Wisconsin Democrats near overturning Republican-drawn legislative redistricting(Part-1)

Washington, DC – Democrats in Wisconsin are making great strides in reversing the legislative maps set by Republicans, which the GOP has utilized for the last thirteen years to expand their majorities and push their agenda.

In purple Wisconsin, where Republicans have maintained tight control of the legislature despite Democrats' impressive statewide victories, the borders for state Assembly and Senate districts are at stake in this battleground state.

The boundaries were drawn by Republicans in 2011, and Democratic attempts to challenge them in court have been unsuccessful up until this point. The conservative-controlled Wisconsin Supreme Court, which authorized Republican plans in 2022, essentially replicated the 2011 map line-for-line.

Due to certain locations not being connected to the rest of the district, the Democrats' most recent complaint claimed that the Republican-drawn borders were unlawful. New maps were ordered to be produced in time for the November election after the Wisconsin Supreme Court agreed in December.

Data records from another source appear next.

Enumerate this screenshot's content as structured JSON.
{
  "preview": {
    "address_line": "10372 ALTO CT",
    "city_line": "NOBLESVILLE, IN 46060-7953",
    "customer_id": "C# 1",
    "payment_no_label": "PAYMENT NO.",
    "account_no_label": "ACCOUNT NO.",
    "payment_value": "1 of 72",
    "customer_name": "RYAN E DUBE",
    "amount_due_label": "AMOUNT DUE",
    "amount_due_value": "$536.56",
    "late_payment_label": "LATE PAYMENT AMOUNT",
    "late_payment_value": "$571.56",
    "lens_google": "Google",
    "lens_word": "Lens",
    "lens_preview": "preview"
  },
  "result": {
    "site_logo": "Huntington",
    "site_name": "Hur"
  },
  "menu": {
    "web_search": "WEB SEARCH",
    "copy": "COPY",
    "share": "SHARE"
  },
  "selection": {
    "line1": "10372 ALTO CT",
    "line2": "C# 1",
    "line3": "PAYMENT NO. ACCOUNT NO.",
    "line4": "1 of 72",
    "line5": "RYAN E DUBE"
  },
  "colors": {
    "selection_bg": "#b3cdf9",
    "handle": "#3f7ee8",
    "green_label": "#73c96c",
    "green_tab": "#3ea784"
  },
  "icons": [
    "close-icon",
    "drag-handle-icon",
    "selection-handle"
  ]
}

Those with the most distinct borders. With a 19–14 advantage in the Senate and a 57–38 advantage in the Assembly, Republicans assumed majority power after the 2010 election. Their supermajority in the Assembly was 65 to 34 seats after the 2022 election, while their majority in the Senate was 22 to 11.

In August, following Justice Janet Protasiewicz's election victory, the Wisconsin Supreme Court shifted to majority liberal control, prompting Democrats to launch their most recent case the following day. In the 4-3 decision that threw down the Republican maps in December, her vote was the deciding factor.

The Republican Party's options for preventing the redistricting are becoming increasingly limited. They said that Protasiewicz should not preside over the case due to her campaign statements describing the GOP-drawn maps as "rigged" and "unfair.

Still, she refrained from taking the stand. Republicans are now considering taking the matter to the United States Supreme Court in an appeal, claiming breaches of due process, among other things.